Agriculture Secretary Mike Johanns:

“On Dec. 29, 2004, USDA released a final rule that establishes criteria for geographic regions to be recognized as presenting minimal risk of introducing BSE into the United States.  It places Canada in the minimal-risk category, and defines the requirements that must be met for the import of certain ruminants and ruminant products from Canada.  A minimal-risk region can include a region in which BSE-infected animals have been diagnosed, but where sufficient risk-mitigation measures have been put in place to make the introduction of BSE into the United States unlikely.

“Our ongoing investigations into the recent finds of BSE in Canada in animals over 30 months are not complete.  Therefore, I feel it is prudent to delay the effective date for allowing imports of meat from animals 30 months and over. 

“This action also addresses concerns over the portion of the minimal-risk rule that would reopen the Canadian border for beef from animals 30 months and over, while keeping it closed for imports of older live cattle for processing in the United States.  Some have suggested that this part of the rule does not reflect the evidence that beef from animals 30 months and over processed in Canada has the same risk profile as beef from Canadian animals 30 months and over processed in the United States.

“At the same time, I am asking U.S. officials to move forward in consideration and development of a plan to allow imports of animals 30 months and older for slaughter as well as beef from over 30-month animals as the next step in resuming full trade with Canada.  As always, decisions will be made based on the latest scientific information and with the protection of public and animal health the highest priority.

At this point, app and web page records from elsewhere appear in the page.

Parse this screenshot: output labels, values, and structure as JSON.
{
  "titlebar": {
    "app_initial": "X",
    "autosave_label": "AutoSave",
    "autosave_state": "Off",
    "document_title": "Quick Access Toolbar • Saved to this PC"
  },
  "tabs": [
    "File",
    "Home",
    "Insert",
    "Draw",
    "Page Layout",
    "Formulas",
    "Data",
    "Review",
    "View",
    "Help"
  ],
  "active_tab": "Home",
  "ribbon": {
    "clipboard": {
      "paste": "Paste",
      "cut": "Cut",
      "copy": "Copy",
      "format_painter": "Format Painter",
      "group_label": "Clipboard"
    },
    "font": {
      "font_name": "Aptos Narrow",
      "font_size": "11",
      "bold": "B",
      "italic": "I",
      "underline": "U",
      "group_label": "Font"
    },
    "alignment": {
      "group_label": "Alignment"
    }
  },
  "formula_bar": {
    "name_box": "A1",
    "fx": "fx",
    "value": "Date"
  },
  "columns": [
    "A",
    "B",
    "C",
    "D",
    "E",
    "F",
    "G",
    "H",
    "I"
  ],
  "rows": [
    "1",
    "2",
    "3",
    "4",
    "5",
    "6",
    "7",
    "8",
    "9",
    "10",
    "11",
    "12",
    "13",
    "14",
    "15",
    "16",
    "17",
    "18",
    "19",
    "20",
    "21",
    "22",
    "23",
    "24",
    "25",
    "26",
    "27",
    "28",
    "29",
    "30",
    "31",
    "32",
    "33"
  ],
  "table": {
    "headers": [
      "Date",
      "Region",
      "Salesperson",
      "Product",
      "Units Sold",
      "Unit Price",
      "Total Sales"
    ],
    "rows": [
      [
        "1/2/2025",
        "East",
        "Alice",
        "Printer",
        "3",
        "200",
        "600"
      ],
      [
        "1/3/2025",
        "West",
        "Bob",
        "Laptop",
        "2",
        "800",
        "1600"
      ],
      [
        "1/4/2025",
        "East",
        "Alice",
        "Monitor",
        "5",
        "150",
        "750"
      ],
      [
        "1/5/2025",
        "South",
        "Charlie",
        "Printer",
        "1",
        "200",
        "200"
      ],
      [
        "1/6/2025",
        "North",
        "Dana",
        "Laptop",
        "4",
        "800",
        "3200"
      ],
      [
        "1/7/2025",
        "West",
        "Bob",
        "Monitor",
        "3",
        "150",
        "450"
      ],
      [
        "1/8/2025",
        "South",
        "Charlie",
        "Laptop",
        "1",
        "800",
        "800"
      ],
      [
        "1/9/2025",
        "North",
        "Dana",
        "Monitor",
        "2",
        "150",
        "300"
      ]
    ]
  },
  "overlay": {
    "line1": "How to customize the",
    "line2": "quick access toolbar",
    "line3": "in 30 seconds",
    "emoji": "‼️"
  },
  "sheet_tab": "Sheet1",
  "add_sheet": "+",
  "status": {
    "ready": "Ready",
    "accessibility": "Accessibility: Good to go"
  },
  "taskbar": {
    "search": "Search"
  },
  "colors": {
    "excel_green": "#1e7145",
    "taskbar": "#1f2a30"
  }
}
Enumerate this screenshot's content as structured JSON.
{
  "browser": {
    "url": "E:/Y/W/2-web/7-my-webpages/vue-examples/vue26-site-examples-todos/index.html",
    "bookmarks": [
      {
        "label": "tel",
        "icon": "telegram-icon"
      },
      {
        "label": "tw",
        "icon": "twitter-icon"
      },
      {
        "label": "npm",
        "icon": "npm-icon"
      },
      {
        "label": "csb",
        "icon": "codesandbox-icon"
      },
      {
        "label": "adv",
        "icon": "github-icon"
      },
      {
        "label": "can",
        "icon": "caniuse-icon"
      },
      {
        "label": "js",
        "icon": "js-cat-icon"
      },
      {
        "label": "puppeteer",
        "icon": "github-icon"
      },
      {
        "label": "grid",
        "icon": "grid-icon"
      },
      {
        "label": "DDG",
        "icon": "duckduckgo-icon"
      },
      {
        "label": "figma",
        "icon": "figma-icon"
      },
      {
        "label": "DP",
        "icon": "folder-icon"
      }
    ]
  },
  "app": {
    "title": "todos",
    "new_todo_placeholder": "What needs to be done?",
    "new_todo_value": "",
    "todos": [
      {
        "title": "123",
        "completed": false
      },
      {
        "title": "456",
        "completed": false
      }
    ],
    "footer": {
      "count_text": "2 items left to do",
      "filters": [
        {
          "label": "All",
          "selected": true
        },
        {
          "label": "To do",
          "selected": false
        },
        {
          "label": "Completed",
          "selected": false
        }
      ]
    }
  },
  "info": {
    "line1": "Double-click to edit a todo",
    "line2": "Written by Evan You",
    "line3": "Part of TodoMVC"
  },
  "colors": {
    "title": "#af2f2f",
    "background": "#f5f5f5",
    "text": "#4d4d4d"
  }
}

“We remain very confident that the combination of the rule’s requirements, in addition to the animal and public health measures that Canada has in place to prevent the spread of BSE, along with the extensive U.S. regulatory food-safety and animal-health systems, provide the protection to U.S. consumers and livestock.   The removal of Specified Risk Materials is the most effective barrier to protect consumers, and therefore the rest of the rule will proceed as announced.”